Greek hotels may struggle to fill more than 55,000 vacancies for the 2022 summer season following a report by INSETE, the Institute of the Greek Tourism Confederation, which showed that during the 2021 tourist season, vacancies reached 53,249 out of a total of 244,124 vacancies officially registered by hotels. This year, 22% or more than 1 in 5 positions will remain vacant.
Speaking to the Greek news agency ANA, the president of the Research Institute for Tourism (ITEP), Konstantina Svynou, said the problem arose in 2019, when hotels seeking to cover 20,000 positions had finally managed to fill 16,000.
Compounded by the two-year coronavirus pandemic, the reduction in tourism periods in 2020 and 2021 has led many people to seek work in other sectors. Foreigners working in hotels, says Svynou, have left Greece for other European countries. In recent comments, the president of the Hellenic Federation of Hoteliers (POX), Grigoris Tassios, noted that many seasonal workers, mainly between the ages of 25 and 35, were looking for work in other sectors that could guarantee work all year round. the year and a five-day weekly schedule.
At the same time, the vice-president of the Hellenic Chamber of Hotels, Christina Tetradi, noted that a large number of employees in the sector, who mainly worked in cleaning and catering in hotels, chose to work for higher pay and no insurance in short-term rentals. “A villa rented for 1,000 euros per day is able to offer a daily salary of 100 euros per person.
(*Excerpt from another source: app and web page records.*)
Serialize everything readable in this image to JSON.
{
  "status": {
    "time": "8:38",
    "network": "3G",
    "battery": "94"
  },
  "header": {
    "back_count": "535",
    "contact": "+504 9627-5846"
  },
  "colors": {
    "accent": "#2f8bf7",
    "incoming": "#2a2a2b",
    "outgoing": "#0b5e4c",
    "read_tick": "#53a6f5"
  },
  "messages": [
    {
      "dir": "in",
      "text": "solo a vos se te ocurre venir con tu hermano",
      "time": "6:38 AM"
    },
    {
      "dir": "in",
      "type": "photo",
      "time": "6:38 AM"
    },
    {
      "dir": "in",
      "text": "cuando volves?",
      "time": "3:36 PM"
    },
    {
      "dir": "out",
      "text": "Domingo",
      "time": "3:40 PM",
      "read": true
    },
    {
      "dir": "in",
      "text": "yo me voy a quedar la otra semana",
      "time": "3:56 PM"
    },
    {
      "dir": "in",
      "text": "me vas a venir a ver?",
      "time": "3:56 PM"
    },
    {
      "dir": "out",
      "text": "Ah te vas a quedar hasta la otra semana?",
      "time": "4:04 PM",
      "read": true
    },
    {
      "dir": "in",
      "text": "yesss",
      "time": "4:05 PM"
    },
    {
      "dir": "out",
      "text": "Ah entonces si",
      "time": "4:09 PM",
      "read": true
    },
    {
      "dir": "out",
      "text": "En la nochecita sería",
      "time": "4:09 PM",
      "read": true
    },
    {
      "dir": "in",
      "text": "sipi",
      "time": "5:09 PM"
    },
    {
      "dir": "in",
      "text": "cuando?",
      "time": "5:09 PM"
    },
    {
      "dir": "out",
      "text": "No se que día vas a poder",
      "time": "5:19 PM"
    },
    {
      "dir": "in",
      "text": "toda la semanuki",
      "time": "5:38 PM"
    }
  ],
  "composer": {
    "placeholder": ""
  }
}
At the same time, for example, a hotel that pays an employee 40 euros per day also pays 30 euros for the worker’s insurance and for other deductions,” Tetradi notes.
The biggest staffing problems occur in the lowest-paying areas of a hotel, note Svynou and Tetradi: waiters and waitresses, cooks and cleaning staff. Highlighting the problem, the general secretary of the Athens-Attica & Argosaronic Hotel Association, Evgenios Vassilikos, notes that “you cannot find a chef in the labor market, even if you are looking for one”. Most chefs opted to open their own stores this year, while many sought much better salaries on popular islands like Mykonos and Santorini. Other regions are facing similar shortages, especially seasonal hotels on the Greek islands.
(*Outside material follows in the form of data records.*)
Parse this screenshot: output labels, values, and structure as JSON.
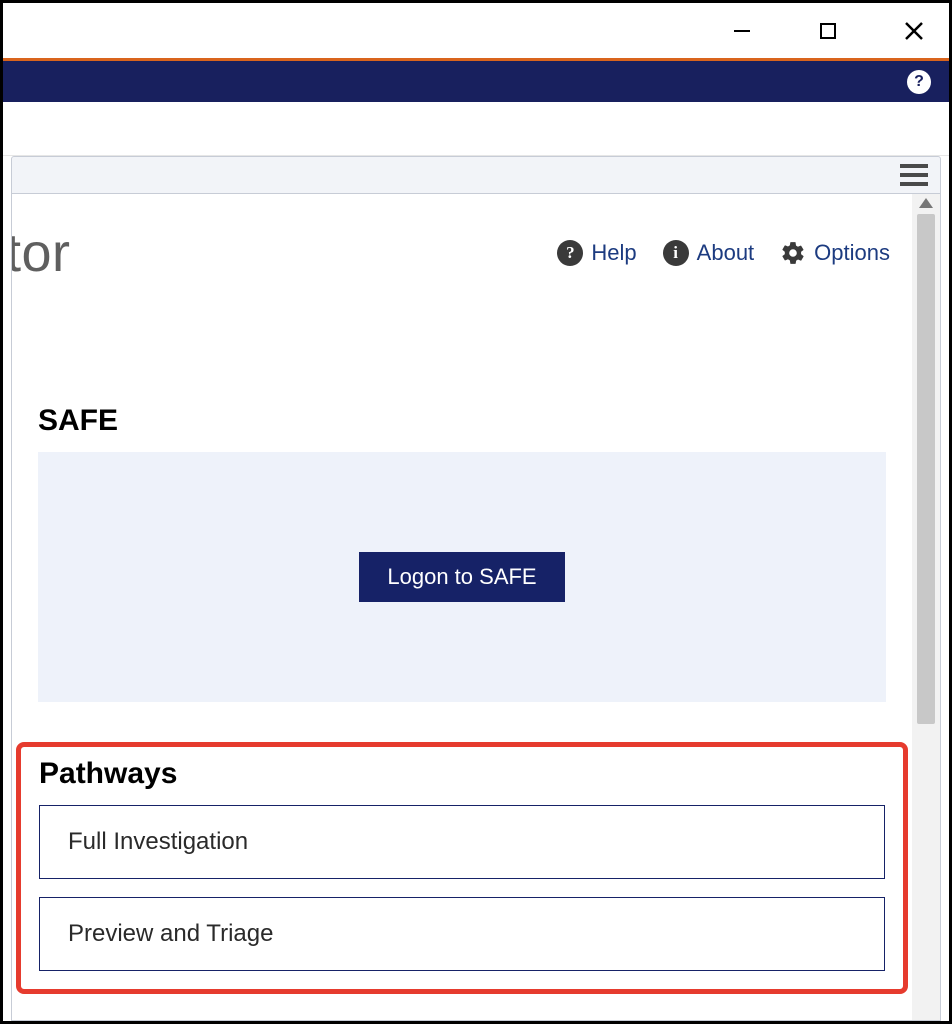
{
  "titlebar": {},
  "header": {},
  "page": {
    "title_fragment": "tor",
    "actions": {
      "help_label": "Help",
      "about_label": "About",
      "options_label": "Options"
    }
  },
  "safe": {
    "heading": "SAFE",
    "logon_button": "Logon to SAFE"
  },
  "pathways": {
    "heading": "Pathways",
    "items": [
      {
        "label": "Full Investigation"
      },
      {
        "label": "Preview and Triage"
      }
    ]
  }
}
Fewer staff means longer working hours, says Svynou, which doesn’t work well despite the pay, as many have to work weekends for lack of replacements. She also rebutted criticism that hotels don’t pay workers well, as often “hoteliers pay more than collective labor agreements stipulate” and offer generous room and board.
Among the solutions proposed by officials are hiring registered unemployed through the employment agency (OAED) and facilitating the hiring of foreign staff. Also, they say, short-term businesses should be inspected for uninsured workers, and the state should provide worker subsidies so a hotelier can start hiring staff as early as May and through October.
According to INSETE, 50% of jobs not covered in 2021 (26,500) concern chambermaids, receptionists, waiters and waitresses, dishwashers, baristas, technical assistance or maintenance.
Out of 10,050 hotels in Greece, 38% (i.e. 3,780 hotels) could not fill at least one position of housekeeper, 30% (3,027 hotels) of receptionists, 27% (2,751 hotels) of waiters/ waitresses and 18% assistant waiters (1,811 hotels) and baristas (1,800 hotels).